Who Will and Who Won'tMy students will get their first essay assignments tomorrow. I dread giving them the news as much as they dread getting the news.
It's not because I dislike grading essays, either, although I do.
It's because it will unleash a barrage of many variations of the following:
1. I don't know how to type!
2. I don't know how to use a computer!
3. What does "double-spaced" mean?
4. I bought some bright pink paper just for this!
5. I know the syllabus states that no late papers are accepted, but what if it's me?
6. My computer capitalizes the first word on every line. That's right, isn't it?
7. Does spelling count?
8. My grammars ain't all that good.
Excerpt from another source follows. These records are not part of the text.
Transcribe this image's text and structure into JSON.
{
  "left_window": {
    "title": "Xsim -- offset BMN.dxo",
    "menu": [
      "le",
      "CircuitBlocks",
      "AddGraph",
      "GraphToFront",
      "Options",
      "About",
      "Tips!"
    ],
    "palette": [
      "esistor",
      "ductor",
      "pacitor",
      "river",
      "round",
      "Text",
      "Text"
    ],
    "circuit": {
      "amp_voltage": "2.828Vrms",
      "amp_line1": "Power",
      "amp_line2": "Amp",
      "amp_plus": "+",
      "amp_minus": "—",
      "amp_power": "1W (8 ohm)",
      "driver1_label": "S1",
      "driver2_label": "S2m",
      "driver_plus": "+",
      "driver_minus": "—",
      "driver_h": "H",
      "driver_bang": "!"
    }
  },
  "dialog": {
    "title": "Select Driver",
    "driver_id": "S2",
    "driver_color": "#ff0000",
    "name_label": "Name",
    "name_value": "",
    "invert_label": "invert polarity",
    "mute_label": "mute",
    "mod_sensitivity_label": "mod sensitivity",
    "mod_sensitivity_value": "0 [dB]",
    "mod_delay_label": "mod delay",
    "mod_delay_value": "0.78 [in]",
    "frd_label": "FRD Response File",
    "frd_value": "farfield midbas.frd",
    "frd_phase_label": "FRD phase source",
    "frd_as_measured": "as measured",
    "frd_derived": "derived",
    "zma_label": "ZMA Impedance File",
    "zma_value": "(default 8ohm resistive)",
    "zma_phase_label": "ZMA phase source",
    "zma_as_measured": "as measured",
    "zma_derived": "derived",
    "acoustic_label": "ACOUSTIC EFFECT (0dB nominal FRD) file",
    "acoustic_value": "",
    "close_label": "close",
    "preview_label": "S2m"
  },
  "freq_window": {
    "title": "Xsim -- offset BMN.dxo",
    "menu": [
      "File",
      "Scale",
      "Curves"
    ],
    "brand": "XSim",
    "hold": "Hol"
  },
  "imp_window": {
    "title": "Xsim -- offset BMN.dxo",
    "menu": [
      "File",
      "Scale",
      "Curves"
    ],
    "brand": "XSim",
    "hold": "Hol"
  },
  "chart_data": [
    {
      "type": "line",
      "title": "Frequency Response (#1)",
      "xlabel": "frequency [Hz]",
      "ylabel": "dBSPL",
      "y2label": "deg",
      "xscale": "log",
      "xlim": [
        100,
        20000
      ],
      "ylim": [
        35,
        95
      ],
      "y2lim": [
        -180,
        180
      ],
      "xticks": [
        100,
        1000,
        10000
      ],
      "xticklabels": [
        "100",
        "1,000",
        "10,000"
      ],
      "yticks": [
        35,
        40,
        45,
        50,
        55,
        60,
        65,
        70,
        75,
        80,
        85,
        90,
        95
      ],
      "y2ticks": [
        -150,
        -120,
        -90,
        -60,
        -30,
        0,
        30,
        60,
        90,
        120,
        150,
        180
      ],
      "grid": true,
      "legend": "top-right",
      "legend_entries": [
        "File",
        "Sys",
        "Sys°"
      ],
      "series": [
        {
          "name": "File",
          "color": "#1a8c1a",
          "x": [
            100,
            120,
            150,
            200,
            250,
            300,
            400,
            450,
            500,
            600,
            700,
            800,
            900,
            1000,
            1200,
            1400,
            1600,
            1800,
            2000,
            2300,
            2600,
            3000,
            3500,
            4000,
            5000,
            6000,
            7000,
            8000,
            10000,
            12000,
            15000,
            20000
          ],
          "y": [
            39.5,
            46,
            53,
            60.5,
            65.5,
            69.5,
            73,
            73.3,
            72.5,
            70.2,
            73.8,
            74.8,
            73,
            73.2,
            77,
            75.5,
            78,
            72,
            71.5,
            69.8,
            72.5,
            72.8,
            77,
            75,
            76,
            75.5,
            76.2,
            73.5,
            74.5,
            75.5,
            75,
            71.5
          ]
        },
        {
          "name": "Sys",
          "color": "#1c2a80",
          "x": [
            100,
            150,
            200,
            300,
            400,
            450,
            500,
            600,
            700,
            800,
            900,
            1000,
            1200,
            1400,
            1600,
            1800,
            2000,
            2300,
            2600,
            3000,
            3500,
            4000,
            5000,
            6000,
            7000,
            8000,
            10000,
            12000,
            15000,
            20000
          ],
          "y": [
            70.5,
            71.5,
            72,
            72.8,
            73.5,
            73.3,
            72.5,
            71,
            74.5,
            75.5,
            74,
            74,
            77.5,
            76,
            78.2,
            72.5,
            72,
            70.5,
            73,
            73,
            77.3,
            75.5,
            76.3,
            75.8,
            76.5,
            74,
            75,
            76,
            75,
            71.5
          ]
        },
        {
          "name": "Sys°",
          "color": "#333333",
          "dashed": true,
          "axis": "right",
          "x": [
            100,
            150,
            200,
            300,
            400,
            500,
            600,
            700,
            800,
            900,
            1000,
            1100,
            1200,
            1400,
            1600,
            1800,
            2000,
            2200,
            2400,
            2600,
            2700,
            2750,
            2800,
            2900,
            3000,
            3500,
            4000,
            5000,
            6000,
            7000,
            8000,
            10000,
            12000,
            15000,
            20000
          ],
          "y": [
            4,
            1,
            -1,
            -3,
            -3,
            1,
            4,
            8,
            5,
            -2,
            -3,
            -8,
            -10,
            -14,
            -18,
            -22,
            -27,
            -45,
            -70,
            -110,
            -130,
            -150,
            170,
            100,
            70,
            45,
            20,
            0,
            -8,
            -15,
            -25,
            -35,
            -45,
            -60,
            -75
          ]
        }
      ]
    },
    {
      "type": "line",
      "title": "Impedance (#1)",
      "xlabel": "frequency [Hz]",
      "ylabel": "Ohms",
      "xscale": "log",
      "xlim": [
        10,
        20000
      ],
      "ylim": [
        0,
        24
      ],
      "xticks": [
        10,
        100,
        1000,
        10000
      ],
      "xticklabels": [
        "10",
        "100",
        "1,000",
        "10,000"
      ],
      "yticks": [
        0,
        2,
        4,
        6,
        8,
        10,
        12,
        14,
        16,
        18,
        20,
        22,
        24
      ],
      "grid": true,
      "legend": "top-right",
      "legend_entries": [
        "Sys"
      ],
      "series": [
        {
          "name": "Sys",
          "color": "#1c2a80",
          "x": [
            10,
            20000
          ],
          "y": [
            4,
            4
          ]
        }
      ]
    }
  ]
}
Do you take off for that?
9. I'm going to Cancun that week. Can I turn my paper in when I get back? I'm kind of busy with packing and all.
10. What if I need more than a week?
11. Paragraphs are those things you skip a line between, right?
12. Can I just print mine on lined paper?
13. I didn't know we had to type stuff for this class.
. . . which will lead to variations of these:
1. I left my paper in my boyfriend's car. Can I turn it in later?
2. I left my paper on the kitchen table. Can I turn it in later?
3. Bill asked me to tell you he'll be a little late. He's down in the computer lab
4. We had a paper due today?
5. I need more time.
6. Mine wasn't very long so I pasted some cute pictures in it to lengthen it.
7. I went to King's Island with my friends; want to see the pics? Can I turn my paper in later?
8. My mom said she knew you wouldn't mind that I went with her to get a makeover instead of doing my paper. Mom said I could always turn it in later.
9. Dad says he's a taxpayer and pays your salary and if I need more time I should get it.
10. Time got away from me and I need more.
11. Four paragraphs in one week? I can't do that, it's too much!
12. Sorry I don't have my paper. I have a life, you know.
13. I waited till I was back on campus so I could use the lab to write mine. What was the topic again?
Not everybody, of course; most of my students are way too fine to pull this kind of nonsense. The reactions of the real students to the antics and excuses of the frivolous students are something I look forward to each semester, too.
The real students will sit there shaking their heads in disbelief as the frivolous students, one after another, tell me these things that I've heard so many times before from the batch of frivolous students before them. I'd like to say that there's nothing new under the sun, but that's not quite true. Every semester I hear something new, and I add it to the list because sure as that sun will rise the next morning, someone else will use it next time.
The majority of my students will turn in their essays on time, double-spaced, with a title page. There will be mistakes, sure; that's why they're in this class. I'll correct the mistakes and write little notes of encouragement and approval all over the paper, and return it. Those who wish to better their grade may re-write the paper and submit it again. Most do not partake of that option; I wish they would. Each paper will receive two grades: one for content, and one for mechanics. The content grade is usually high; everyone has a story to tell and many of my students are walking bestsellers. The mechanics grade is usually pretty low, but most students improve with each paper. The ones who actually write their papers, that is. Sigh.
The vast majority of my students are dedicated adults who mean business. They've been
I can't do it by myself; I need cooperation from them, but most of the time? I get that, and far, far more.
Yes, it's true that everything on both of those lists will be said this coming week, and the week after when things are due. But it is equally true that those who fulfill those prophecies are by far the minority; the majority will have it done and ready to turn in.
I can probably already tell who will and who won't. That's the saddest part.
And I've already got a student in the Bahamas.
Mamacita, Scheiss Weekly
Prairie Dogs and MeerkatsAfter moving furniture the other day, I decided there was too much clutter in this room. So, I took the cats' smaller condo, turned it sideways, and put it underneath my desk.
Now, I have a footrest, and when the cats nap in the cubbyholes, I can pretend they're prairie dogs.
Or meerkats. Belle loves meerkats.
I expect a call from Better Homes and Gardens any day.